Although the acquisition of Autonomy by Hewlett-Packard may go down as one of the most questionable financial transactions in the history of IT, the core search and indexing technology that Autonomy developed is emerging as the lynchpin of a new set of API services that HP intends to expose to application developers.
100TB, a rising Web hosting provider, has launched its first API: the Tera API. The API is aimed at 100TB’s reseller customers. 100TB describes an API as a potential “trump card” in a reseller’s hand because it allows a reseller’s end users to control servers directly through the reseller. With the correct API methods available to the reseller, the end users no longer have the need for a third party to manage their servers. In its first release, the Tera API comes stocked with a wide array of methods, and the company anticipates that the list will grow.
The emergence of platform-as-a-service (PaaS) offerings as a foundation to build applications in a way that abstracts traditional middleware is proving to be a boon for developers in the age of the cloud. The challenge is that there is no such thing as a single cloud. The cloud actually consists of a mix of programmable platforms that lie both inside and out of the traditional enterprise. Apprenda wants to make it easier to invoke those cloud resources with the inclusion of an API that allows developers to dynamically scale resources in response to user traffic demands or a specific policy requirement within the PaaS environment.
Connected cars are one of the primary use cases for the Internet of Things (IoT) that capture the imagination of the general public and developers alike.
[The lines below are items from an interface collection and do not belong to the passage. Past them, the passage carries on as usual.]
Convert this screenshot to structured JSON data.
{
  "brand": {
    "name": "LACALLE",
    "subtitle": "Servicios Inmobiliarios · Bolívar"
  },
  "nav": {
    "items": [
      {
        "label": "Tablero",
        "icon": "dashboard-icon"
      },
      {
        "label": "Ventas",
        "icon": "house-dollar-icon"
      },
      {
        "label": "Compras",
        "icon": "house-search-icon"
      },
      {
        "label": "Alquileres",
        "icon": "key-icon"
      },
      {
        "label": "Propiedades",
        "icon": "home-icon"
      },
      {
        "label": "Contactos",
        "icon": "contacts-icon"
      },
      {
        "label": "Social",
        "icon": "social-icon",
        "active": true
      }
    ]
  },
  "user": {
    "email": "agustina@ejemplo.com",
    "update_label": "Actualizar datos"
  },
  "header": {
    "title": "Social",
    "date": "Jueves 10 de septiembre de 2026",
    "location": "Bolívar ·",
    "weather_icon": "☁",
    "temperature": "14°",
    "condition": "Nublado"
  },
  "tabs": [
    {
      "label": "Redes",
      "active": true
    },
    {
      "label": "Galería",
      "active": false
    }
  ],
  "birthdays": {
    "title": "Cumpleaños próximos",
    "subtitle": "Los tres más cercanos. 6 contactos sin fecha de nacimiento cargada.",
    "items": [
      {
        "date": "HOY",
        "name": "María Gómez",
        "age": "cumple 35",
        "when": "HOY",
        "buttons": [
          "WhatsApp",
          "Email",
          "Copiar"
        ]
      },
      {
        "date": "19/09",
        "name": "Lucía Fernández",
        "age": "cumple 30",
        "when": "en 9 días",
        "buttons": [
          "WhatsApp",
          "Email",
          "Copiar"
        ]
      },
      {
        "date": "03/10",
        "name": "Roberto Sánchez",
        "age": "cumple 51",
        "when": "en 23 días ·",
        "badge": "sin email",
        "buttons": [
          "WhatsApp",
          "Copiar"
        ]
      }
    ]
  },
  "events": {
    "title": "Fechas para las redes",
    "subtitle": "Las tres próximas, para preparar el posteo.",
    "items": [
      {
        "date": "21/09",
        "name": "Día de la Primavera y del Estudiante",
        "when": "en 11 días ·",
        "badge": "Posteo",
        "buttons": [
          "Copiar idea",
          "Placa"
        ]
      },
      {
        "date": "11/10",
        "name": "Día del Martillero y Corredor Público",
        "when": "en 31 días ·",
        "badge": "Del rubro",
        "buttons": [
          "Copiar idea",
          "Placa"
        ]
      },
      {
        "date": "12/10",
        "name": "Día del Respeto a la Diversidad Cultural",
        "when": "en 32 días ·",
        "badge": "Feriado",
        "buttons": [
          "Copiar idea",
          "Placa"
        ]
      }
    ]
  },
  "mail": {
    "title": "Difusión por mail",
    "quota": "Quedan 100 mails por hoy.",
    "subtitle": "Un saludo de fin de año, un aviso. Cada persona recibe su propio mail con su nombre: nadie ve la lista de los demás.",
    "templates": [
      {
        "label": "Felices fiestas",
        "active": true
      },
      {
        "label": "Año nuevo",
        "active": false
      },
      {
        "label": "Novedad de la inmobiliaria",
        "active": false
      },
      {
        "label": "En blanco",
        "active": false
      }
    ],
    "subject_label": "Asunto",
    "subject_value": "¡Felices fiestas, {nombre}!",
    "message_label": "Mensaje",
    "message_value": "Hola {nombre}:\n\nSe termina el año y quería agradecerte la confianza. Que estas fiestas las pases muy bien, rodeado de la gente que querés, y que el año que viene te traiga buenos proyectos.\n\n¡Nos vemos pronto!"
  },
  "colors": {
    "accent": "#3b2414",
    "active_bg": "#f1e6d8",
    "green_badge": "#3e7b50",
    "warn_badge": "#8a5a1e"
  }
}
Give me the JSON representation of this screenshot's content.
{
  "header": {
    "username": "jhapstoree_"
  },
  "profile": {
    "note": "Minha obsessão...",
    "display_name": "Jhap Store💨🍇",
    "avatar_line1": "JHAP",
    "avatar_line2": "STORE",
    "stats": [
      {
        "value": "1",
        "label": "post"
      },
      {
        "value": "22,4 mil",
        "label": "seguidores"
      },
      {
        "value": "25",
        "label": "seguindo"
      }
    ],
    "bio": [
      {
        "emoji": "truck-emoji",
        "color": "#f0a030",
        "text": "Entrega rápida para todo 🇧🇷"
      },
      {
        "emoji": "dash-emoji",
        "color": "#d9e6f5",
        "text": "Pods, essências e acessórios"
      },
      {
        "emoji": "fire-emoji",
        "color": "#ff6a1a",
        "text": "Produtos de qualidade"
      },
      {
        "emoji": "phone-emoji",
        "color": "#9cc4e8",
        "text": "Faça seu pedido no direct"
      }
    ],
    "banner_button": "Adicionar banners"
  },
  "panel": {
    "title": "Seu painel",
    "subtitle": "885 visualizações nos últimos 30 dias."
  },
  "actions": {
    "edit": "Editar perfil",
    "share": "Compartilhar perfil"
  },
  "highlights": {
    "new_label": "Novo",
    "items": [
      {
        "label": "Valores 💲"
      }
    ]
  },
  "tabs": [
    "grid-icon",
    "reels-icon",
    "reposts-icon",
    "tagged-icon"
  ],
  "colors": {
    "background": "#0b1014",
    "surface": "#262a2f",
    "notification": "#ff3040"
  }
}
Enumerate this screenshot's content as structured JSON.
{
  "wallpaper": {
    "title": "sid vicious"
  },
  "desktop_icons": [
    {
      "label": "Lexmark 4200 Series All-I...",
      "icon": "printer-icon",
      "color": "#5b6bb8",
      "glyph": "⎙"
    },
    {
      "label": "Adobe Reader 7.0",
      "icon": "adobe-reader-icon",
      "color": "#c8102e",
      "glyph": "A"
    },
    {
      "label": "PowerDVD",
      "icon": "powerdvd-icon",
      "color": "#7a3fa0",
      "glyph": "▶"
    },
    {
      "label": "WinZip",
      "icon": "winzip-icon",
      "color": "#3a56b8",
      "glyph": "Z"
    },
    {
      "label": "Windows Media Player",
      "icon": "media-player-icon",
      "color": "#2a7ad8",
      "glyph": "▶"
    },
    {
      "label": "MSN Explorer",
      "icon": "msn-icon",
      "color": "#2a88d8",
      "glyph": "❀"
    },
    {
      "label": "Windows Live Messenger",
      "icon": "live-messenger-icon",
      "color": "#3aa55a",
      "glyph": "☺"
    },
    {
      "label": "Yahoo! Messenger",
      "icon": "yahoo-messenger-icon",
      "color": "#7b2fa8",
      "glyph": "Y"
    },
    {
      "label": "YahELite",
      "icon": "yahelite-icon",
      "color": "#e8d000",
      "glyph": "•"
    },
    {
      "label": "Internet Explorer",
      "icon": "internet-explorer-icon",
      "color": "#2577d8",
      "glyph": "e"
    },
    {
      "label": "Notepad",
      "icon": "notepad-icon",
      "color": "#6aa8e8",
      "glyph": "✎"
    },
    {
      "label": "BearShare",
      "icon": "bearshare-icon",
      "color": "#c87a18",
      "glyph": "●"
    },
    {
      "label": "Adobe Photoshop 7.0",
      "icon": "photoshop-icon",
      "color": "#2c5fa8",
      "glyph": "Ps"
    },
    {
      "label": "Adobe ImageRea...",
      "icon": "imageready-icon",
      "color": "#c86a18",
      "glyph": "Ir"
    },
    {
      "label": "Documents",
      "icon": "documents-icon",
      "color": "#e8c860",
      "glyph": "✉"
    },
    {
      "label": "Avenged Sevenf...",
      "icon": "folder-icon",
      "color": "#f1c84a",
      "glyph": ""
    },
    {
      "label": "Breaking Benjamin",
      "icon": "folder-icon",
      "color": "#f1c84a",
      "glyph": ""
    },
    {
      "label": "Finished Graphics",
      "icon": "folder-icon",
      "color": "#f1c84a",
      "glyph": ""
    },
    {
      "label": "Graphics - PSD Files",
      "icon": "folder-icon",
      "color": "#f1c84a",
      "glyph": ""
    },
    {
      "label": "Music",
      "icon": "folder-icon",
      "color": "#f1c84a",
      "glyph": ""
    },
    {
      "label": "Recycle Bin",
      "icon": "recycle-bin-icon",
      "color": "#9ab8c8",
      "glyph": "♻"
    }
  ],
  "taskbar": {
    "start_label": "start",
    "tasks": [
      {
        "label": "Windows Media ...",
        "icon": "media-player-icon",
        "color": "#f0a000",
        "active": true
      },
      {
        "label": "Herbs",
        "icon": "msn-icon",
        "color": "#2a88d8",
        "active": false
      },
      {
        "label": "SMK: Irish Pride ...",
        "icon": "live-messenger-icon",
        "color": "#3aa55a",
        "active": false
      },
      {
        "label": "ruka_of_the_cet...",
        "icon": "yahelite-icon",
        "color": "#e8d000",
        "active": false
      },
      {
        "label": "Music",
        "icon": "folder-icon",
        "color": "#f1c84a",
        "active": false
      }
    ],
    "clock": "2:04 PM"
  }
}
At the Machine-2-Machine (M2M) Evolution Conference that was held this week at part of a larger ITEXPO event, PubNub announced that it is making available a Connected Car Solution Kit that developers can employ to access a range back-end cloud services that will enable to them to more easily build and deliver connected car applications.
Marking what has been a multi-year journey, Telerik today unveiled Telerik Platform, which combines a rich set of tools for developing applications for multiple platforms with cloud services that manage the application lifecycle process.
As a concept, quantum computing is one of those topics that generates far more debate than actual usage. Not only are there quarrels about the applicability of different types of approaches to quantum computing; there’s still a fair amount of debate over whether quantum computing applications will prove to be all that much faster than conventional computing applications.
As part of an evolving mobile cloud services strategy Oracle envisions a world where developers will be able to shop for APIs in the equivalent of an online store. According to Suhas Uliyar, vice president of mobile strategy product management for Oracle, the initial focus of the Oracle Mobile Cloud Service platform is to allow internal IT organizations to set up their own backed-as-a-service (BaaS) capabilities to integrate mobile computing applications with a variety of backend systems running on Oracle software.
nMile, mobile and web application developer, has launched the beta trial for new cloud-based content management system (CMS): Podium.io. Podium.io seeks to give application owners more control over applications with simplified content management after an easy integration with Podium. ProgrammableWeb chatted with nMile founder, Josh Dechant, about the release.
Hard on the heels of a recent move to make its Watson supercomputer a service that developers can invoke via RESTful APIs, IBM is now making $100 million available to help developers build cognitive computing applications that can run on top of Watson.
Well over 600,000 developers participate in a topcoder community that not only allows them to expand their development skills, but also gives them access to projects where they can get paid for participating.